On the job for Lonely Planet.
There’s a reason why there are a thousand resorts here, why the cruise ships all stop here. It’s the same reason that some phrases become clichés: because they’re true.
Film it, paint it, map it, put yourself in the frame.
Maps you make for work, maps you make for fun, maps that inspire you, maps that force you to be practical, maps that cause you to fight with your boyfriend.
The start of a new year always makes you think. Traveling alone also makes you think. So what happens when you travel alone to a foreign place over New Year’s?
Or bidding farewell to an icon as we’ve known it. ______________________________
Moving around is easy. Staying still is hard.

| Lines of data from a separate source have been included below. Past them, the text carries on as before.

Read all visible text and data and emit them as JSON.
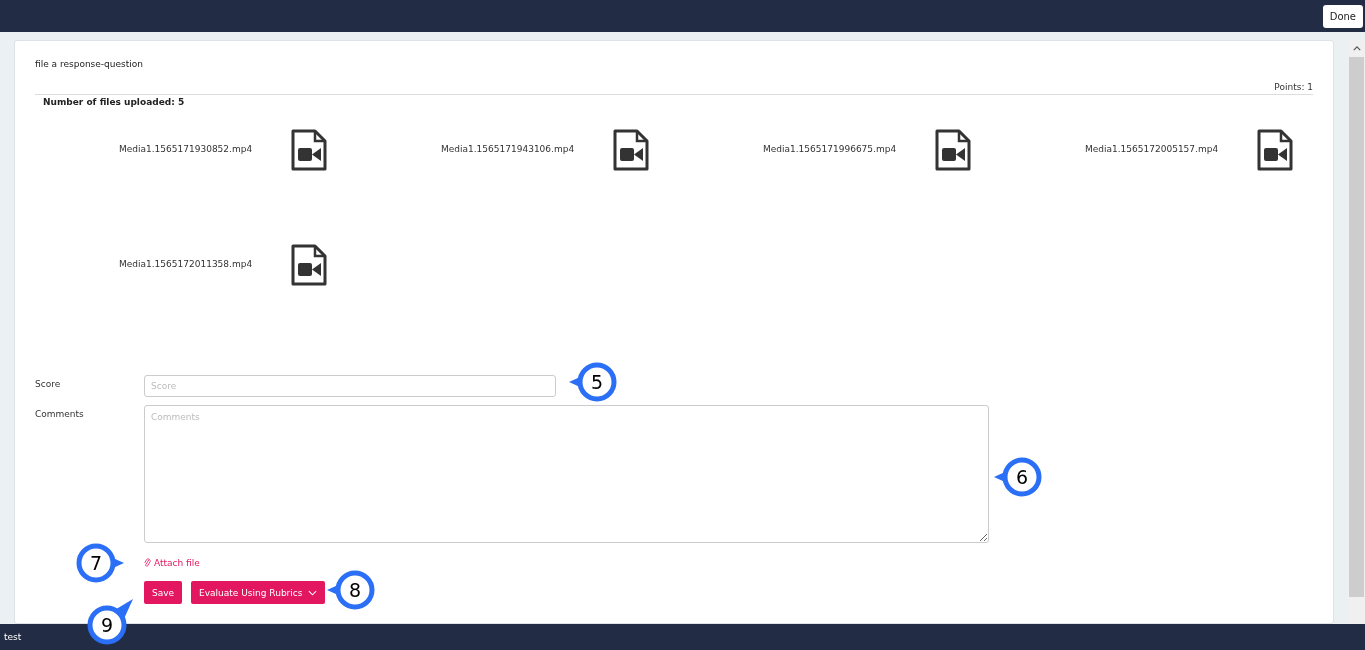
{
  "top_bar": {
    "done_button": "Done"
  },
  "question": {
    "title": "file a response-question",
    "points": "Points: 1",
    "files_count": "Number of files uploaded: 5"
  },
  "files": [
    {
      "name": "Media1.1565171930852.mp4"
    },
    {
      "name": "Media1.1565171943106.mp4"
    },
    {
      "name": "Media1.1565171996675.mp4"
    },
    {
      "name": "Media1.1565172005157.mp4"
    },
    {
      "name": "Media1.1565172011358.mp4"
    }
  ],
  "score": {
    "label": "Score",
    "placeholder": "Score"
  },
  "comments": {
    "label": "Comments",
    "placeholder": "Comments"
  },
  "attach_link": "Attach file",
  "buttons": {
    "save": "Save",
    "rubrics": "Evaluate Using Rubrics"
  },
  "callouts": [
    {
      "number": "5",
      "kind": "left"
    },
    {
      "number": "6",
      "kind": "left"
    },
    {
      "number": "7",
      "kind": "right"
    },
    {
      "number": "8",
      "kind": "left"
    },
    {
      "number": "9",
      "kind": "up"
    }
  ],
  "status_bar": {
    "text": "test"
  }
}
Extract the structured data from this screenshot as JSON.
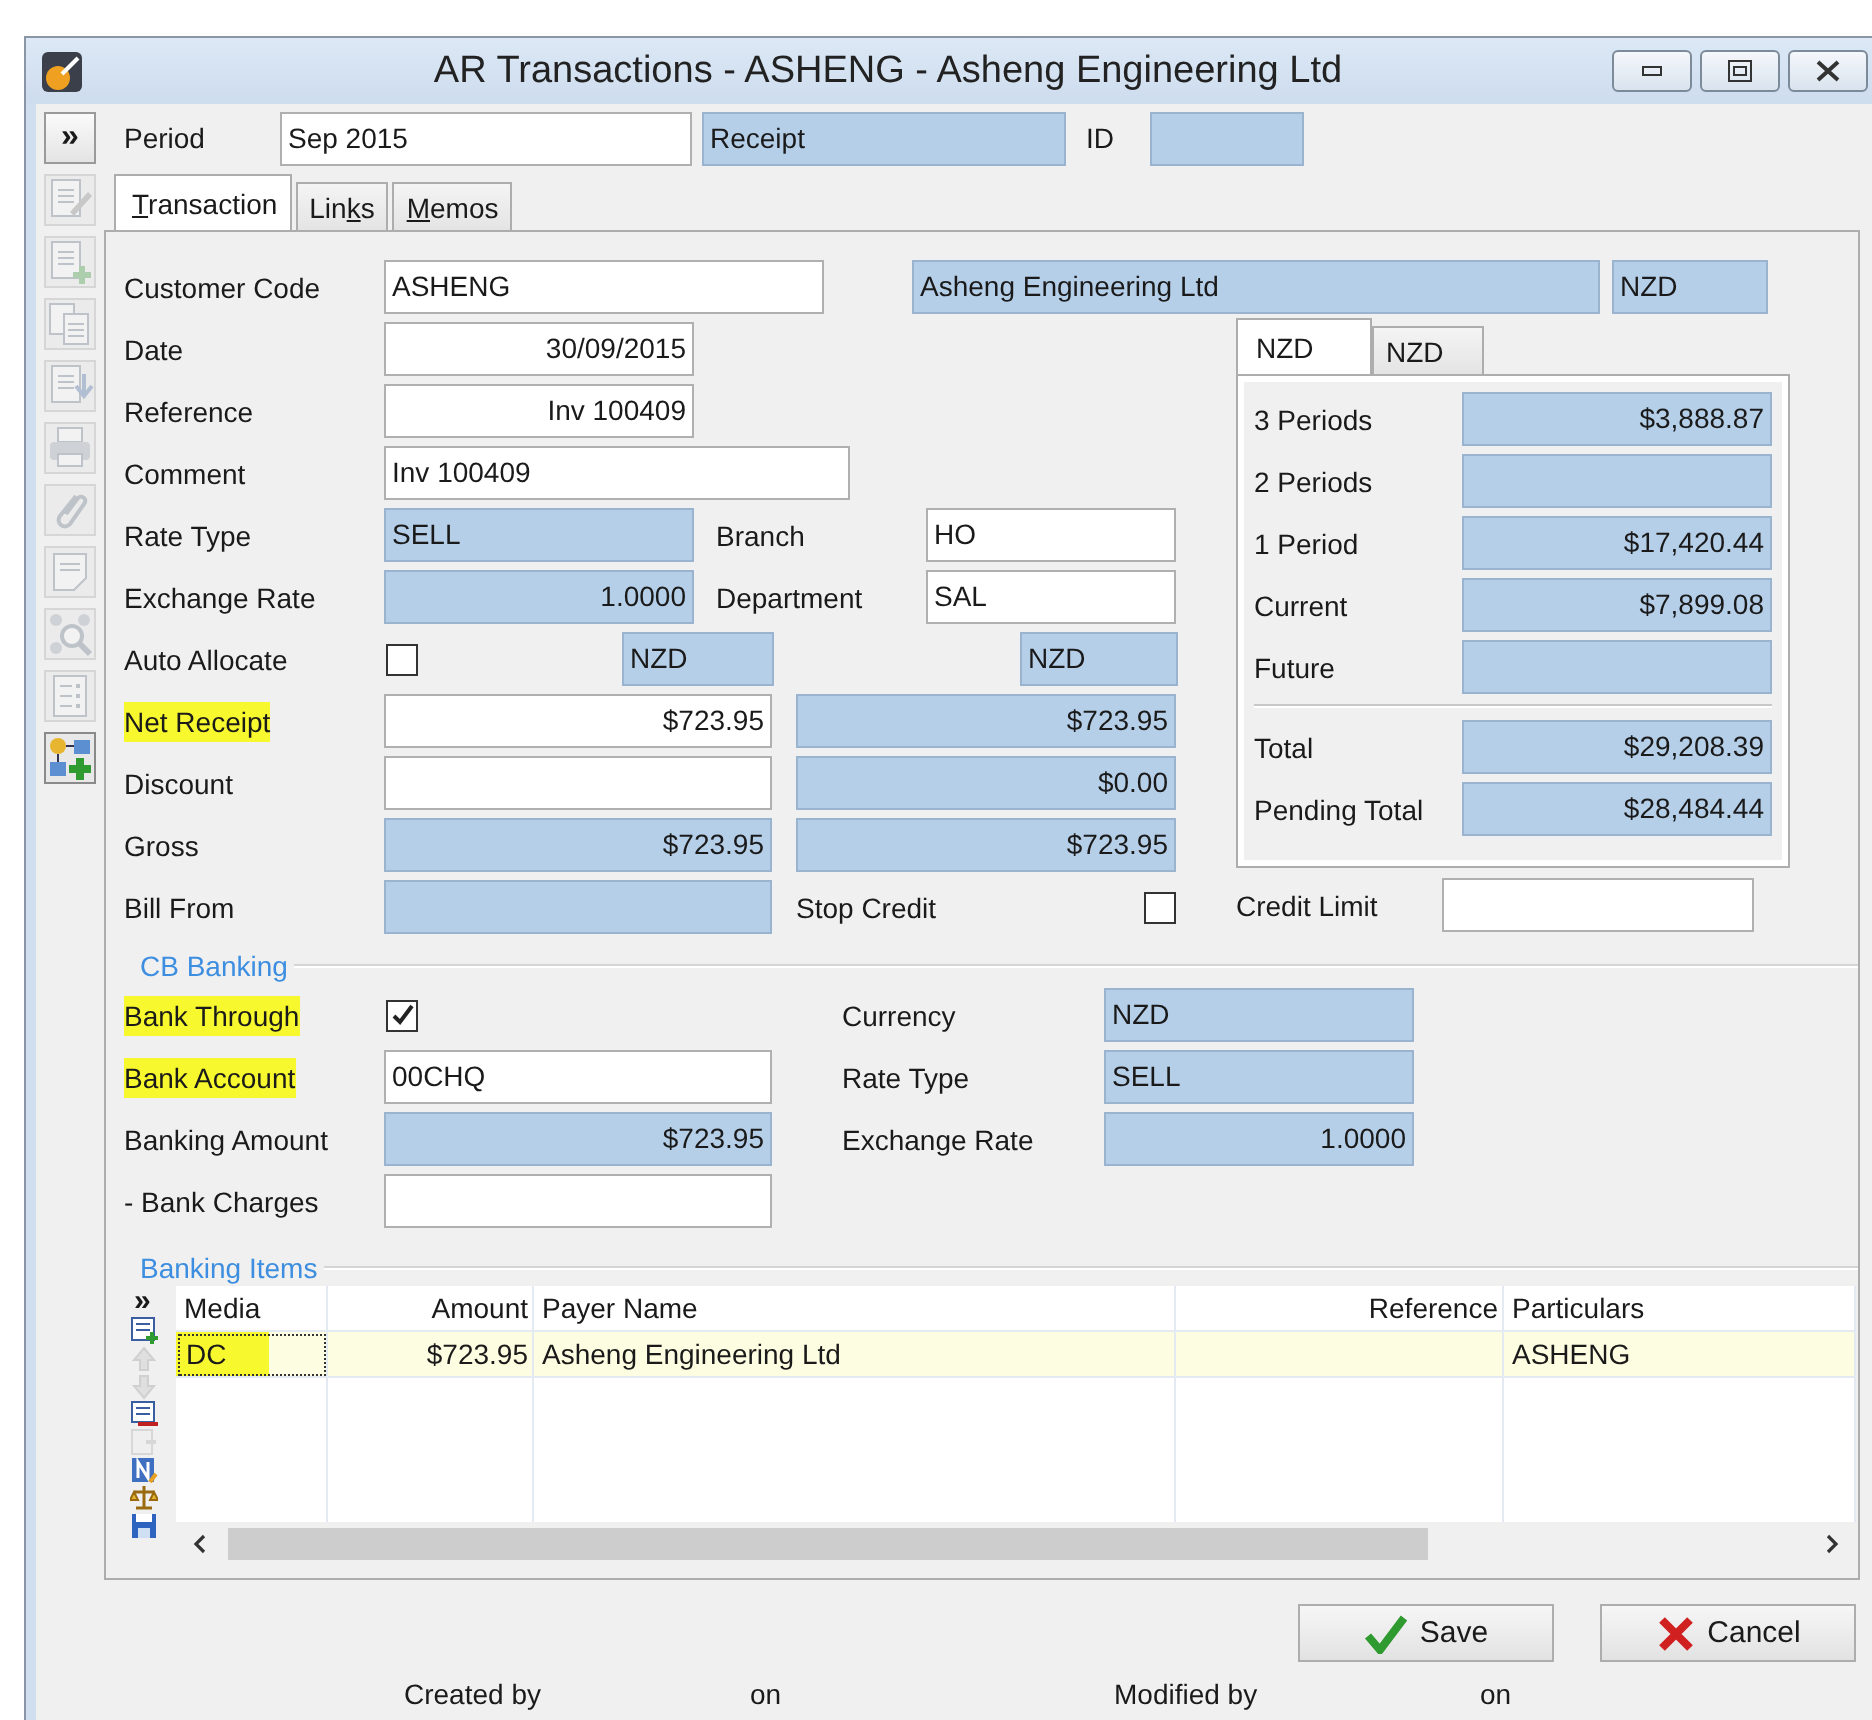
{
  "window": {
    "title": "AR Transactions - ASHENG - Asheng Engineering Ltd"
  },
  "toolbar": {
    "expand": "»",
    "buttons": [
      {
        "kind": "edit",
        "disabled": true
      },
      {
        "kind": "new",
        "disabled": true
      },
      {
        "kind": "copy",
        "disabled": true
      },
      {
        "kind": "import",
        "disabled": true
      },
      {
        "kind": "print",
        "disabled": true
      },
      {
        "kind": "attach",
        "disabled": true
      },
      {
        "kind": "note",
        "disabled": true
      },
      {
        "kind": "find",
        "disabled": true
      },
      {
        "kind": "list",
        "disabled": true
      },
      {
        "kind": "add_node",
        "disabled": false
      }
    ]
  },
  "header": {
    "period_label": "Period",
    "period": "Sep 2015",
    "type": "Receipt",
    "id_label": "ID"
  },
  "tabs": [
    {
      "key": "T",
      "after": "ransaction",
      "selected": true
    },
    {
      "before": "Lin",
      "key": "k",
      "after": "s",
      "selected": false
    },
    {
      "key": "M",
      "after": "emos",
      "selected": false
    }
  ],
  "customer": {
    "label": "Customer Code",
    "code": "ASHENG",
    "name": "Asheng Engineering Ltd",
    "currency": "NZD"
  },
  "transaction": {
    "rows": [
      {
        "kind": "date",
        "label": "Date",
        "value": "30/09/2015",
        "highlighted": false
      },
      {
        "kind": "reference",
        "label": "Reference",
        "value": "Inv 100409",
        "highlighted": false
      },
      {
        "kind": "comment",
        "label": "Comment",
        "value": "Inv 100409",
        "highlighted": false
      },
      {
        "kind": "rate_type",
        "label": "Rate Type",
        "value": "SELL",
        "side_label": "Branch",
        "side_value": "HO",
        "highlighted": false
      },
      {
        "kind": "exchange_rate",
        "label": "Exchange Rate",
        "value": "1.0000",
        "side_label": "Department",
        "side_value": "SAL",
        "highlighted": false
      },
      {
        "kind": "auto_allocate",
        "label": "Auto Allocate",
        "checked": false,
        "currency": "NZD",
        "base_currency": "NZD",
        "highlighted": false
      },
      {
        "kind": "amount",
        "label": "Net Receipt",
        "value": "$723.95",
        "base_value": "$723.95",
        "editable": true,
        "highlighted": true
      },
      {
        "kind": "amount",
        "label": "Discount",
        "base_value": "$0.00",
        "editable": true,
        "highlighted": false
      },
      {
        "kind": "amount",
        "label": "Gross",
        "value": "$723.95",
        "base_value": "$723.95",
        "editable": false,
        "highlighted": false
      },
      {
        "kind": "bill_from",
        "label": "Bill From",
        "side_label": "Stop Credit",
        "checked": false,
        "highlighted": false
      }
    ]
  },
  "aging": {
    "tabs": [
      {
        "label": "NZD",
        "selected": true
      },
      {
        "label": "NZD",
        "selected": false
      }
    ],
    "rows": [
      {
        "kind": "bucket",
        "label": "3 Periods",
        "value": "$3,888.87"
      },
      {
        "kind": "bucket",
        "label": "2 Periods"
      },
      {
        "kind": "bucket",
        "label": "1 Period",
        "value": "$17,420.44"
      },
      {
        "kind": "bucket",
        "label": "Current",
        "value": "$7,899.08"
      },
      {
        "kind": "bucket",
        "label": "Future"
      },
      {
        "kind": "total",
        "label": "Total",
        "value": "$29,208.39"
      },
      {
        "kind": "total",
        "label": "Pending Total",
        "value": "$28,484.44"
      }
    ],
    "credit_limit_label": "Credit Limit"
  },
  "banking": {
    "title": "CB Banking",
    "rows": [
      {
        "kind": "check",
        "label": "Bank Through",
        "checked": true,
        "highlighted": true,
        "side_label": "Currency",
        "side_value": "NZD"
      },
      {
        "kind": "text",
        "label": "Bank Account",
        "value": "00CHQ",
        "highlighted": true,
        "side_label": "Rate Type",
        "side_value": "SELL"
      },
      {
        "kind": "amount",
        "label": "Banking Amount",
        "value": "$723.95",
        "highlighted": false,
        "side_label": "Exchange Rate",
        "side_value": "1.0000"
      },
      {
        "kind": "entry",
        "label": "- Bank Charges",
        "highlighted": false
      }
    ]
  },
  "banking_items": {
    "title": "Banking Items",
    "expand": "»",
    "tools": [
      {
        "kind": "add_row",
        "disabled": false
      },
      {
        "kind": "up",
        "disabled": true
      },
      {
        "kind": "down",
        "disabled": true
      },
      {
        "kind": "delete_row",
        "disabled": false
      },
      {
        "kind": "move",
        "disabled": true
      },
      {
        "kind": "code",
        "disabled": false
      },
      {
        "kind": "balance",
        "disabled": false
      },
      {
        "kind": "save",
        "disabled": false
      }
    ],
    "columns": [
      "Media",
      "Amount",
      "Payer Name",
      "Reference",
      "Particulars"
    ],
    "rows": [
      {
        "selected": true,
        "highlighted": true,
        "cells": [
          "DC",
          "$723.95",
          "Asheng Engineering Ltd",
          null,
          "ASHENG"
        ]
      }
    ]
  },
  "buttons": [
    {
      "kind": "save",
      "label": "Save"
    },
    {
      "kind": "cancel",
      "label": "Cancel"
    }
  ],
  "audit": {
    "created_label": "Created by",
    "created_on_label": "on",
    "modified_label": "Modified by",
    "modified_on_label": "on"
  }
}
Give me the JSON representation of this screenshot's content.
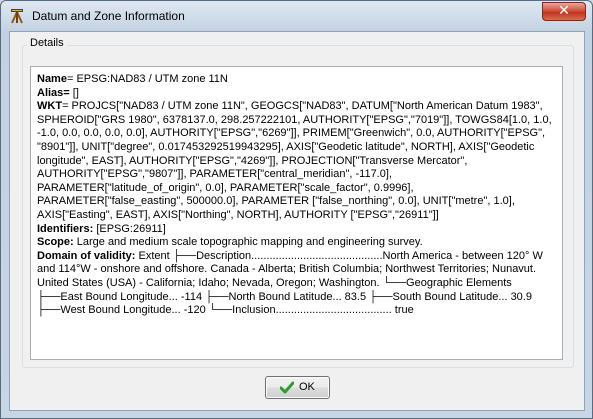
{
  "window": {
    "title": "Datum and Zone Information",
    "close_symbol": "✕",
    "close_icon": "close-icon",
    "app_icon": "tripod-icon"
  },
  "details": {
    "group_label": "Details",
    "name_label": "Name",
    "name_value": "EPSG:NAD83 / UTM zone 11N",
    "alias_label": "Alias",
    "alias_value": "[]",
    "wkt_label": "WKT",
    "wkt_value": "PROJCS[\"NAD83 / UTM zone 11N\", GEOGCS[\"NAD83\", DATUM[\"North American Datum 1983\", SPHEROID[\"GRS 1980\", 6378137.0, 298.257222101, AUTHORITY[\"EPSG\",\"7019\"]], TOWGS84[1.0, 1.0, -1.0, 0.0, 0.0, 0.0, 0.0], AUTHORITY[\"EPSG\",\"6269\"]], PRIMEM[\"Greenwich\", 0.0, AUTHORITY[\"EPSG\", \"8901\"]], UNIT[\"degree\", 0.017453292519943295], AXIS[\"Geodetic latitude\", NORTH], AXIS[\"Geodetic longitude\", EAST], AUTHORITY[\"EPSG\",\"4269\"]], PROJECTION[\"Transverse Mercator\", AUTHORITY[\"EPSG\",\"9807\"]], PARAMETER[\"central_meridian\", -117.0], PARAMETER[\"latitude_of_origin\", 0.0], PARAMETER[\"scale_factor\", 0.9996], PARAMETER[\"false_easting\", 500000.0], PARAMETER [\"false_northing\", 0.0], UNIT[\"metre\", 1.0], AXIS[\"Easting\", EAST], AXIS[\"Northing\", NORTH], AUTHORITY [\"EPSG\",\"26911\"]]",
    "identifiers_label": "Identifiers",
    "identifiers_value": "[EPSG:26911]",
    "scope_label": "Scope",
    "scope_value": "Large and medium scale topographic mapping and engineering survey.",
    "domain_label": "Domain of validity",
    "domain_value": "Extent ├──Description...........................................North America - between 120° W and 114°W - onshore and offshore. Canada - Alberta; British Columbia; Northwest Territories; Nunavut. United States (USA) - California; Idaho; Nevada, Oregon; Washington. └──Geographic Elements ├──East Bound Longitude... -114 ├──North Bound Latitude... 83.5 ├──South Bound Latitude... 30.9 ├──West Bound Longitude... -120 └──Inclusion...................................... true"
  },
  "ok_button": {
    "label": "OK",
    "icon": "checkmark-icon"
  }
}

We’d never been on such a long trip together, you and me, so I didn’t know how it would go. Six weeks of traveling through Brazil – no, seven.
After one bicycle ride down Ocean Drive, I was ready to chop off my hair, start smoking cloves, and ditch my Macbook for a vintage typewriter.
On traveling alone: accepting solitude, tolerating jerks and being your own best friend.
‘Remnants of a lost Los Angeles, city of the mind, remembered and yearned for, the neon lights of LA – celestial fires of another sort, green, gold, ruby red, electric blue…
I spent a whole month in Vegas, and I’m still recovering.
First, I have to say: I should have just camped out at Red Rock Canyon last weekend.
When mechanical error strikes: how to calm down an angry mob of frequent fliers.
When you stay in a foreign home, you learn what the locals wear to bed and how they take their coffee (in this case? Instant Nescafé with steaming hot milk and liquid sweetener.)
Or the ways in which revisiting a city where you once lived is like seeing a person you were once in love with.
I like to stay in. I like to cook. I don’t like to be separated from my family. How on earth did I end up as a travel writer?
“I like to be with other people who don’t need to fit the mold or belong to some kind of tribe. Then we can feel free to celebrate art and music however we want.”
On most Lonely Planet trips, I’m a stranger in a strange land. But here in California, I have a gym membership, happy hour dates, and friends with boats.
I was a tough sell. But the deed is done – I really, really like southern California.
Can you learn anything about a destination from inside the airport?
I don’t care to be the girl with the overstuffed suitcase. It’s a matter of pride.
It’s a bittersweet fact of travel – we discover some of our favorite things about a place in the moments before we leave it.